A panoramic sunroof, leather seats, and top amenities are among the reasons to opt for the new Overland. This is the most luxurious Cherokee ever. It moves the Jeep crossover into premium territory, helping it compete with popular near-luxury brands like the Buick Encore. Overland features include:
- UConnect 8.4 Touchscreen with Navigation and HD radio
- Five-Year SiriusXM Traffic subscription
- Nappa leather-trimmed seats with heat and ventilation
- Leather-wrapped instrument panel
- Alpine Sound System
- Power Liftgate
Safety Features: Pros and Cons
A remarkable ten airbags make the Cherokee quite competitive in a class where six or seven is the norm. Adding airbags and making other changes, Jeep clearly hoped that 2017 would be a better year for safety tests, but it once again fell short. Since 2014, the Cherokee has managed only four stars on the National Highway Traffic Safety Administration crash tests. This mattered less in the earlier years because the testing had changed and many crossovers weren’t making the grade.

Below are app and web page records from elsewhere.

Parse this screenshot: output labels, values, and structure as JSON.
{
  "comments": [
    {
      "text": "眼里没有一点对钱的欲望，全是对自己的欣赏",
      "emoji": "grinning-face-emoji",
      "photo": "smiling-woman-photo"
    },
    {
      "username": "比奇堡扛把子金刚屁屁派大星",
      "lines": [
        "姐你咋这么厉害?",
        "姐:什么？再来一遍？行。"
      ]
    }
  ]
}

However, the competition, i.e. the Honda CR-V, can now claim several years of five-star safety.
For 2017, the Cherokee is offering more crash avoidance features than before, and there are more active features. Options include:
- blind spot monitor/rear cross-traffic alert
- forward collision warning with automatic emergency braking
- lane watch with lane-keeping assist
- adaptive cruise control
- automated parking system
- automatic wipers
- automatic high beams
The Jeep personality, great dash tech, and off-roading possibilities add up to a fun ride. You’ll just have to weigh the pros and cons of its safety record before making a final decision.